Keep It Together - By Lissa Matthews


Six months earlier…

“What do you mean he’s not here?” Chrissie asked. The calm inquiry belied how she really felt, but they were in a church, and it was her wedding day, and her mother would flip her shit if Chrissie lost her cool. Not that her mother would ever cop to the phrase flip her shit, but Chrissie knew that was the best wording for the fit her mother would throw if Chrissie threw one.

Hers would consist of screaming, hollering, and making threats of bodily harm. Not her body. His. Russell’s. Her wayward groom.

Only she wasn’t surprised that he wasn’t there. Not really. She understood that she should’ve been. He was her fiancé, and they were supposed to be getting married, right now, but something about him not showing up didn’t affect her the way it should have. She was pissed off, she was hurt, and she’d even go so far as to say she was heartbroken, but shouldn’t she be devastated? Shouldn’t her world be coming to an end? But she didn’t feel those things, and that set the warning bells off in her head. That she’d expected this, on whatever subconscious level, was what pissed her off the most.

Amber, the messenger bridesmaid and the groom’s half sister, lowered her gaze to the floor. She was also shifting her weight from one foot to the other. Gone for a moment was the brilliant, put-together businesswoman. That wasn’t a good sign. Russ’s opinion of Amber was that she was unshakable, at least in the boardroom. Maybe when dealing with personal matters she wasn’t as calm. Chrissie could relate.

“He…” Amber hesitated for a moment, but then shook her head and looked Chrissie in the eyes. “Colt is looking for him.”

Colt was Russell’s older half brother. Chrissie had only met him a handful of times, but he didn’t seem to be anywhere close to irresponsible, so losing Russ was likely not what happened at all. “Wasn’t he with Colt last night?
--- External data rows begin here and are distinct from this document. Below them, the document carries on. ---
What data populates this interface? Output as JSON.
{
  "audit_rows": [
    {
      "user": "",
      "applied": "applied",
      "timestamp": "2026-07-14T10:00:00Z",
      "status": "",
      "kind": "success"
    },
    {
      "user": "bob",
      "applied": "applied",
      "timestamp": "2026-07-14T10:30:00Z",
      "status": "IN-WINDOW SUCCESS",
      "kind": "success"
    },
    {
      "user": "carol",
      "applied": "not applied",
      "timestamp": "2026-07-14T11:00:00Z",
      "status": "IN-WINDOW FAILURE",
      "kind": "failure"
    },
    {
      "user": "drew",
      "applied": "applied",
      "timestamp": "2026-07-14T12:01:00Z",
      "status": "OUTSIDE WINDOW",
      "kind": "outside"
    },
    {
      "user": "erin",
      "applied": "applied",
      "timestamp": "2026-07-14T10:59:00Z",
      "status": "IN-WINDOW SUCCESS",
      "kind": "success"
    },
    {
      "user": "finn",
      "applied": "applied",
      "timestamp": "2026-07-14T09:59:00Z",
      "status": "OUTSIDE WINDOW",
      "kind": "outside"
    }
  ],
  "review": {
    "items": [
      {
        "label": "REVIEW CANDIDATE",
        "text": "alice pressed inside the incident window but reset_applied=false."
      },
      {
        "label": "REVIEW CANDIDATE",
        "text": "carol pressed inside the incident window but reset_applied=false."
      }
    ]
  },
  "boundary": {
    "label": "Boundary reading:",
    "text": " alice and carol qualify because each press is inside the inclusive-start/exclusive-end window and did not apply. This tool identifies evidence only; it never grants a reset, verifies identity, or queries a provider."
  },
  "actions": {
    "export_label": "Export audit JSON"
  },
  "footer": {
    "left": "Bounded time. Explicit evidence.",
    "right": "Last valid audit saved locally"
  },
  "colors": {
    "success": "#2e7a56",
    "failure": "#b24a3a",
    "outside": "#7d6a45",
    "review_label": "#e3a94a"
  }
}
How could one brother lose another?”

“I don’t know. I’m sure he’ll show up. He probably just slept late. He—”

Chrissie nodded and patted Amber’s hand, more because she needed to do something with her own hand than for Amber’s reassurance. Chrissie felt a little brittle and figured that if she reached out to someone else who was having trouble with this, she’d be able to hold herself together for a while longer. “I’m sure he didn’t just sleep late, but we’ll give him the benefit of the doubt.” She didn’t even try to muster up a smile. She didn’t feel like smiling. She didn’t feel like being reassured, and she didn’t feel like doing the reassuring. She didn’t know Amber all that well but from the few times they’d met had gotten the impression the woman was a straight shooter. “Even though he should have been here an hour ago.”

Amber nodded. “I know.”
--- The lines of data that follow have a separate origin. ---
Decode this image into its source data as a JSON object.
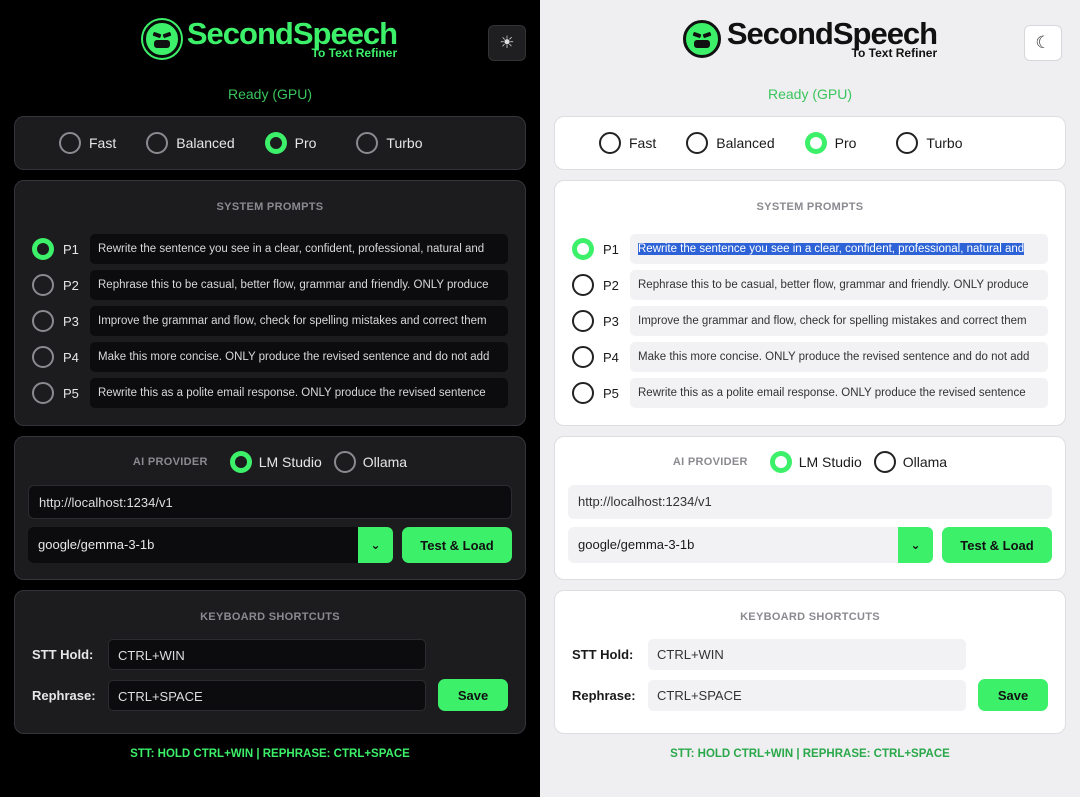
{
  "app": {
    "title": "SecondSpeech",
    "subtitle": "To Text Refiner",
    "status": "Ready (GPU)"
  },
  "themes": {
    "dark": {
      "toggle_icon": "sun-icon",
      "toggle_glyph": "☀"
    },
    "light": {
      "toggle_icon": "moon-icon",
      "toggle_glyph": "☾"
    }
  },
  "modes": [
    {
      "label": "Fast",
      "selected": false
    },
    {
      "label": "Balanced",
      "selected": false
    },
    {
      "label": "Pro",
      "selected": true
    },
    {
      "label": "Turbo",
      "selected": false
    }
  ],
  "prompts": {
    "title": "SYSTEM PROMPTS",
    "items": [
      {
        "label": "P1",
        "text": "Rewrite the sentence you see in a clear, confident, professional, natural and",
        "selected": true
      },
      {
        "label": "P2",
        "text": "Rephrase this to be casual, better flow, grammar and friendly. ONLY produce",
        "selected": false
      },
      {
        "label": "P3",
        "text": "Improve the grammar and flow, check for spelling mistakes and correct them",
        "selected": false
      },
      {
        "label": "P4",
        "text": "Make this more concise. ONLY produce the revised sentence and do not add",
        "selected": false
      },
      {
        "label": "P5",
        "text": "Rewrite this as a polite email response. ONLY produce the revised sentence",
        "selected": false
      }
    ]
  },
  "provider": {
    "title": "AI PROVIDER",
    "options": [
      {
        "label": "LM Studio",
        "selected": true
      },
      {
        "label": "Ollama",
        "selected": false
      }
    ],
    "url": "http://localhost:1234/v1",
    "model": "google/gemma-3-1b",
    "test_label": "Test & Load"
  },
  "shortcuts": {
    "title": "KEYBOARD SHORTCUTS",
    "stt_label": "STT Hold:",
    "stt_value": "CTRL+WIN",
    "rephrase_label": "Rephrase:",
    "rephrase_value": "CTRL+SPACE",
    "save_label": "Save"
  },
  "footer": "STT: HOLD CTRL+WIN  |  REPHRASE: CTRL+SPACE",
  "colors": {
    "accent": "#3df06a",
    "dark_bg": "#000000",
    "light_bg": "#efeff1"
  }
}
Chrissie stood from the vanity chair and took her new friend and almost sister-in-law into her arms. Amber hadn’t done anything wrong. She’d just had the unfortunate job of going in search of her brothers and having to return with the not-so-great news. “I’m not mad. Not at you, at least. Russ is another story.”


The decisive sound of her mother’s voice forced Chrissie’s spine straight, and her heart filled with dread. She let go of Amber and turned toward the door of the bridal suite.

The First Baptist Church was the largest in town and not only had a bridal suite, but also a groom’s suite. The old chapel where weddings were held had been completely renovated to accommodate any size wedding party. The church even employed a full wedding planning staff. It was incredible. Expensive but incredible.

When she and Russ had announced their engagement, her mother had insisted the wedding be held at the First Baptist Church. Once that had been agreed upon, even under duress, her mother and the wedding planning committee had taken over.

To be honest, that had been fine with Chrissie. She wasn’t much for pomp and circumstance, for big shows for society, for being the center of a lot of attention. She wasn’t much for frills, ruffles, lace, or anything even remotely close to feminine.

Yet there she was, standing in the bridal suite, in a beautiful gown of lace and satin, looking across the room at her mother’s stern, unsmiling face. “Yes, Mama?” she responded as contritely and demurely as she could. She didn’t feel either way, but she made her best attempt to at least give